Pull every line with "paths" from the data below and copy it.

Material supplied Start Marker

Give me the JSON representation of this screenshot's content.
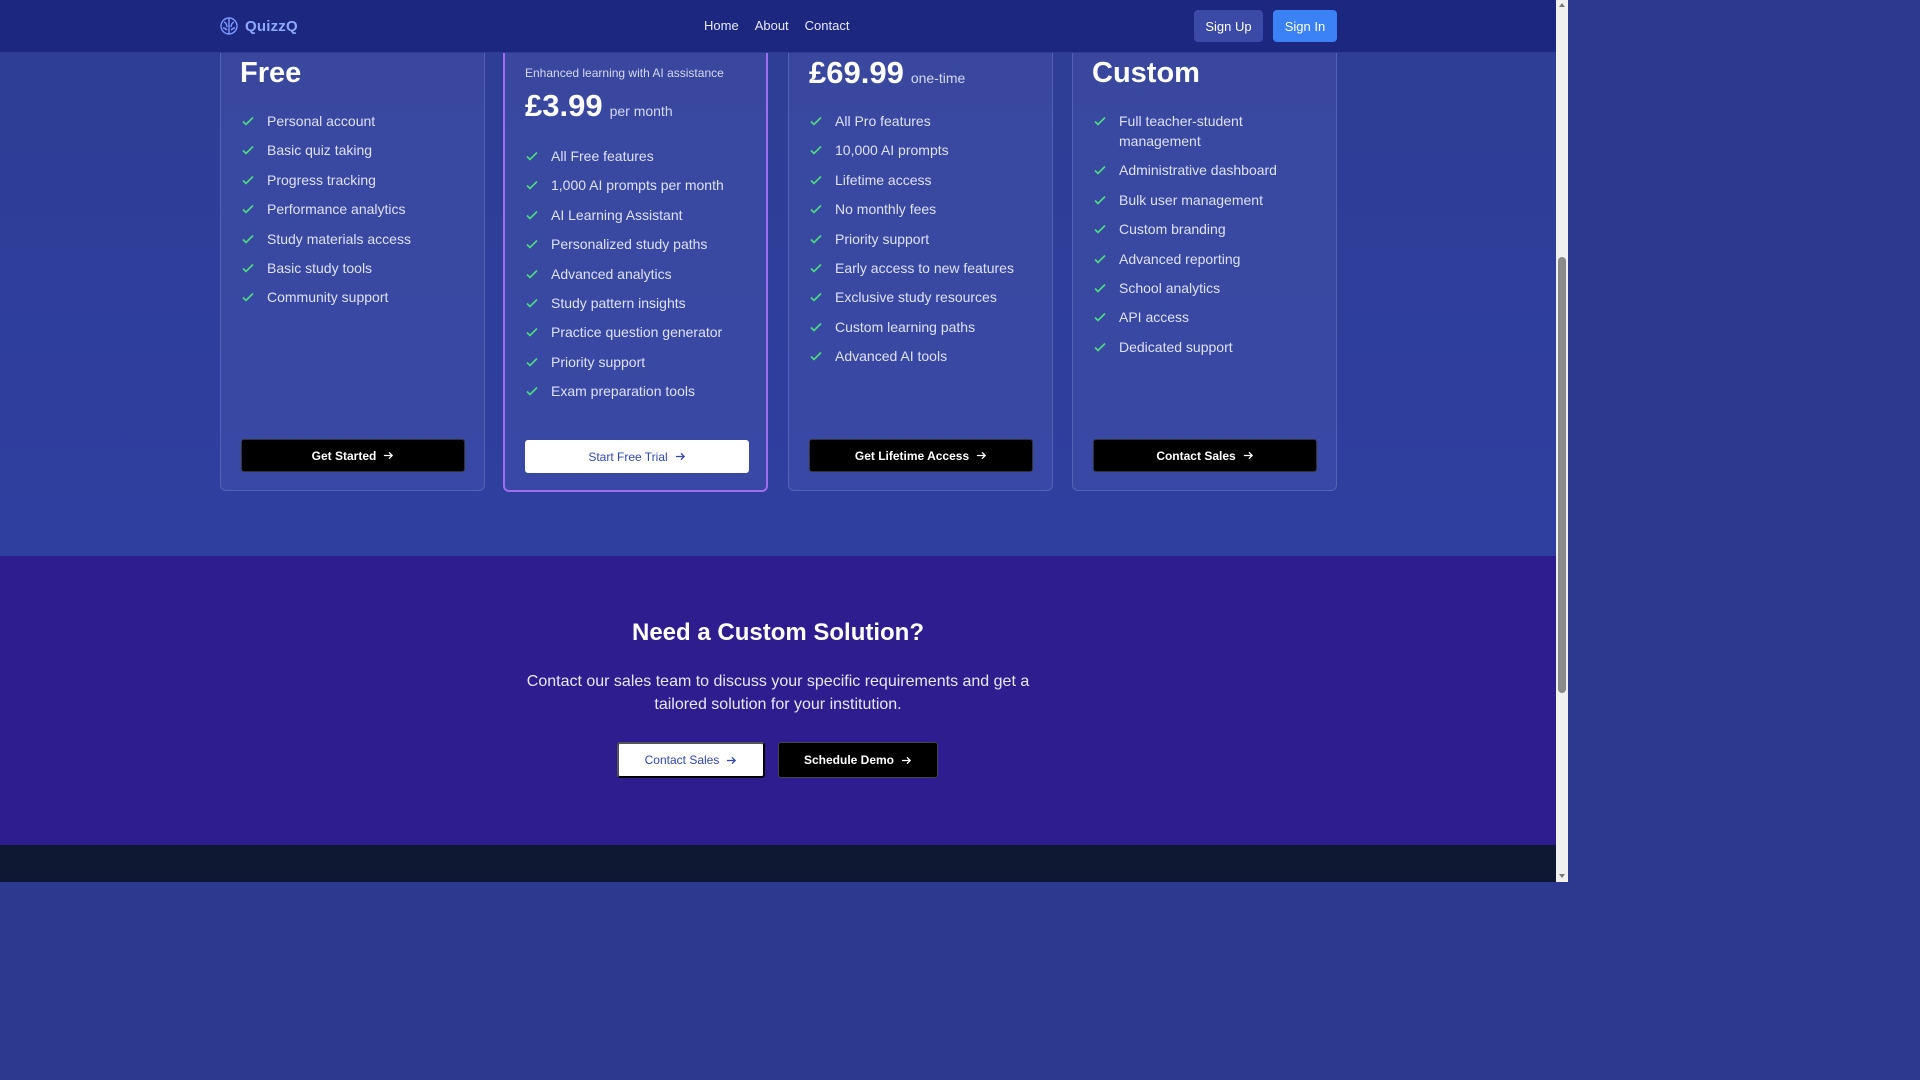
{
  "header": {
    "logo_text": "QuizzQ",
    "nav": [
      "Home",
      "About",
      "Contact"
    ],
    "signup_label": "Sign Up",
    "signin_label": "Sign In"
  },
  "plans": [
    {
      "title": "Free",
      "features": [
        "Personal account",
        "Basic quiz taking",
        "Progress tracking",
        "Performance analytics",
        "Study materials access",
        "Basic study tools",
        "Community support"
      ],
      "button": "Get Started"
    },
    {
      "subtitle": "Enhanced learning with AI assistance",
      "price": "£3.99",
      "period": "per month",
      "features": [
        "All Free features",
        "1,000 AI prompts per month",
        "AI Learning Assistant",
        "Personalized study paths",
        "Advanced analytics",
        "Study pattern insights",
        "Practice question generator",
        "Priority support",
        "Exam preparation tools"
      ],
      "button": "Start Free Trial"
    },
    {
      "price": "£69.99",
      "period": "one-time",
      "features": [
        "All Pro features",
        "10,000 AI prompts",
        "Lifetime access",
        "No monthly fees",
        "Priority support",
        "Early access to new features",
        "Exclusive study resources",
        "Custom learning paths",
        "Advanced AI tools"
      ],
      "button": "Get Lifetime Access"
    },
    {
      "title": "Custom",
      "features": [
        "Full teacher-student management",
        "Administrative dashboard",
        "Bulk user management",
        "Custom branding",
        "Advanced reporting",
        "School analytics",
        "API access",
        "Dedicated support"
      ],
      "button": "Contact Sales"
    }
  ],
  "cta": {
    "title": "Need a Custom Solution?",
    "text": "Contact our sales team to discuss your specific requirements and get a tailored solution for your institution.",
    "primary_button": "Contact Sales",
    "secondary_button": "Schedule Demo"
  },
  "colors": {
    "accent": "#3b82f6",
    "featured_border": "#a06cf0",
    "check": "#4ade80"
  }
}
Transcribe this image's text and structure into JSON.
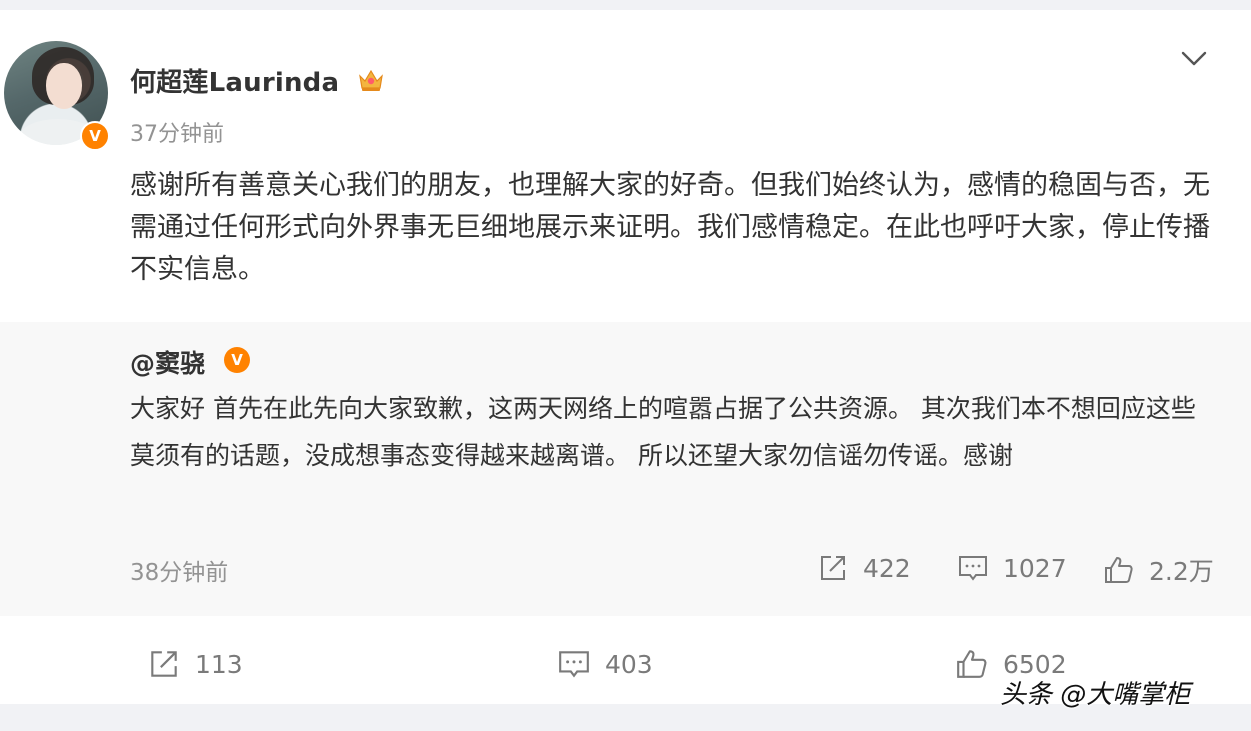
{
  "post": {
    "author": "何超莲Laurinda",
    "time": "37分钟前",
    "text": "感谢所有善意关心我们的朋友，也理解大家的好奇。但我们始终认为，感情的稳固与否，无需通过任何形式向外界事无巨细地展示来证明。我们感情稳定。在此也呼吁大家，停止传播不实信息。",
    "icons": {
      "verified": "orange-verified-v-icon",
      "member": "crown-badge-icon",
      "more": "chevron-down-icon"
    }
  },
  "repost": {
    "author": "@窦骁",
    "verified_label": "V",
    "text": "大家好 首先在此先向大家致歉，这两天网络上的喧嚣占据了公共资源。 其次我们本不想回应这些莫须有的话题，没成想事态变得越来越离谱。 所以还望大家勿信谣勿传谣。感谢",
    "time": "38分钟前",
    "shares": "422",
    "comments": "1027",
    "likes": "2.2万"
  },
  "footer": {
    "shares": "113",
    "comments": "403",
    "likes": "6502"
  },
  "avatar_badge": "V",
  "watermark": "头条 @大嘴掌柜",
  "colors": {
    "accent": "#ff8200",
    "text": "#333333",
    "muted": "#939393",
    "repost_bg": "#f8f8f8",
    "page_bg": "#f1f2f5"
  }
}
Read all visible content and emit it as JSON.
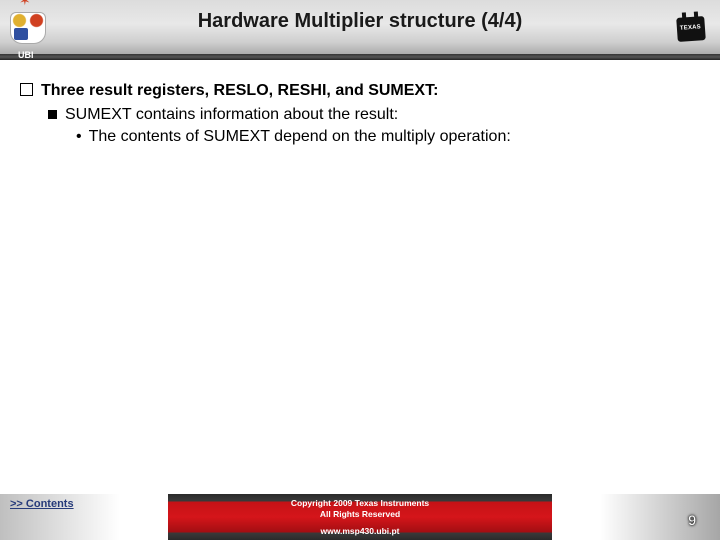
{
  "header": {
    "title": "Hardware Multiplier structure (4/4)",
    "left_label": "UBI",
    "ti_text": "TEXAS"
  },
  "content": {
    "bullet1": "Three result registers, RESLO, RESHI, and SUMEXT:",
    "bullet2": "SUMEXT contains information about the result:",
    "bullet3": "The contents of SUMEXT depend on the multiply operation:"
  },
  "footer": {
    "contents_link": ">> Contents",
    "copyright_line1": "Copyright  2009 Texas Instruments",
    "copyright_line2": "All Rights Reserved",
    "url": "www.msp430.ubi.pt",
    "page_number": "9"
  }
}
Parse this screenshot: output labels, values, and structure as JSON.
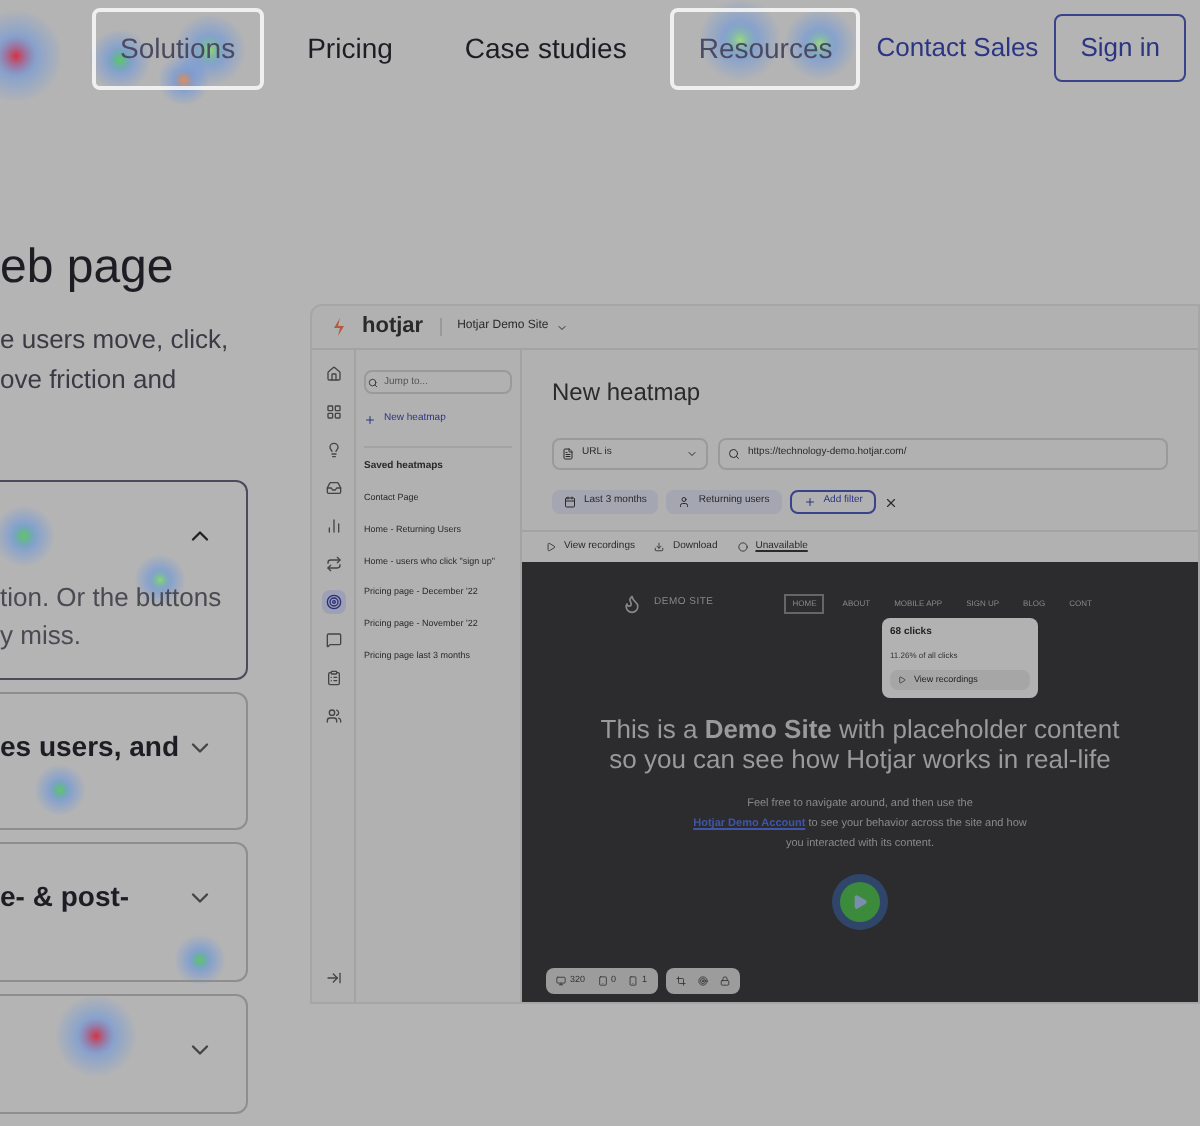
{
  "nav": {
    "items": [
      {
        "label": "Solutions",
        "highlighted": true
      },
      {
        "label": "Pricing",
        "highlighted": false
      },
      {
        "label": "Case studies",
        "highlighted": false
      },
      {
        "label": "Resources",
        "highlighted": true
      }
    ],
    "contact": "Contact Sales",
    "sign_in": "Sign in"
  },
  "hero": {
    "heading": "eb page",
    "lines": [
      "e users move, click,",
      "ove friction and"
    ]
  },
  "accordion": [
    {
      "expanded": true,
      "body": [
        "tion. Or the buttons",
        "y miss."
      ]
    },
    {
      "title": "es users, and",
      "expanded": false
    },
    {
      "title": "e- & post-",
      "expanded": false
    },
    {
      "expanded": false
    }
  ],
  "app": {
    "logo": "hotjar",
    "site": "Hotjar Demo Site",
    "search": {
      "placeholder": "Jump to..."
    },
    "new_button": "New heatmap",
    "saved_title": "Saved heatmaps",
    "saved": [
      "Contact Page",
      "Home - Returning Users",
      "Home - users who click \"sign up\"",
      "Pricing page - December '22",
      "Pricing page - November '22",
      "Pricing page last 3 months"
    ],
    "rail": [
      {
        "selected": false
      },
      {
        "selected": false
      },
      {
        "selected": false
      },
      {
        "selected": false
      },
      {
        "selected": false
      },
      {
        "selected": false
      },
      {
        "selected": true
      },
      {
        "selected": false
      },
      {
        "selected": false
      },
      {
        "selected": false
      }
    ],
    "title": "New heatmap",
    "url_rule": "URL is",
    "url": "https://technology-demo.hotjar.com/",
    "filters": [
      "Last 3 months",
      "Returning users"
    ],
    "add_filter": "Add filter",
    "actions": [
      "View recordings",
      "Download",
      "Unavailable"
    ],
    "demo": {
      "brand": "DEMO SITE",
      "menu": [
        {
          "label": "HOME",
          "selected": true
        },
        {
          "label": "ABOUT",
          "selected": false
        },
        {
          "label": "MOBILE APP",
          "selected": false
        },
        {
          "label": "SIGN UP",
          "selected": false
        },
        {
          "label": "BLOG",
          "selected": false
        },
        {
          "label": "CONT",
          "selected": false
        }
      ],
      "popup": {
        "clicks": "68 clicks",
        "share": "11.26% of all clicks",
        "button": "View recordings"
      },
      "headline": [
        "This is a **Demo Site** with placeholder content",
        "so you can see how Hotjar works in real-life"
      ],
      "text_before": "Feel free to navigate around, and then use the",
      "link": "Hotjar Demo Account",
      "text_after": "to see your behavior across the site and how you interacted with its content."
    },
    "toolbar": [
      "320",
      "0",
      "1"
    ]
  }
}
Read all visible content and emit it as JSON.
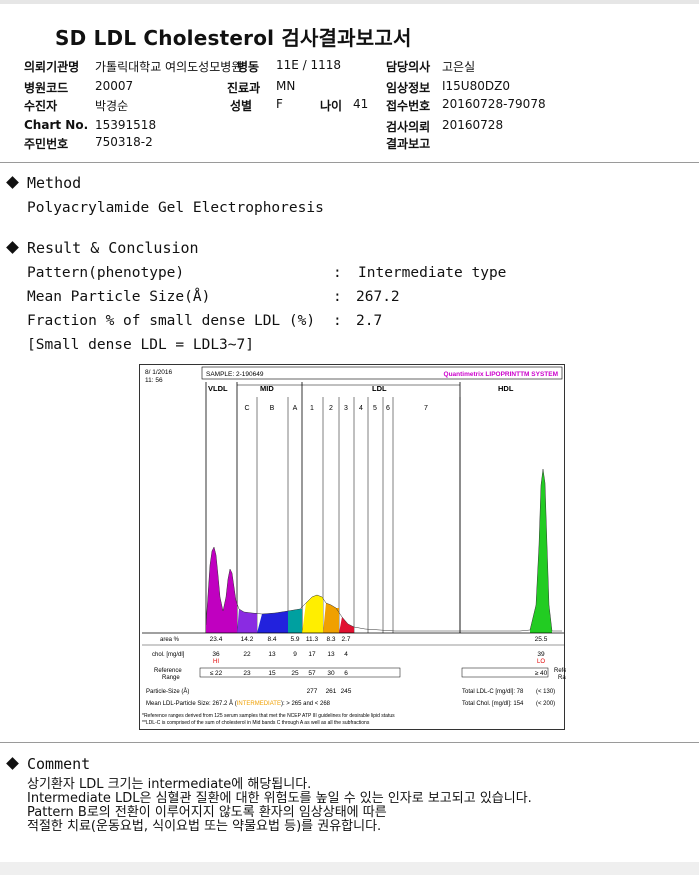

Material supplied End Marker

### Exercise result
        "Personalized study paths",
        "Custom learning paths",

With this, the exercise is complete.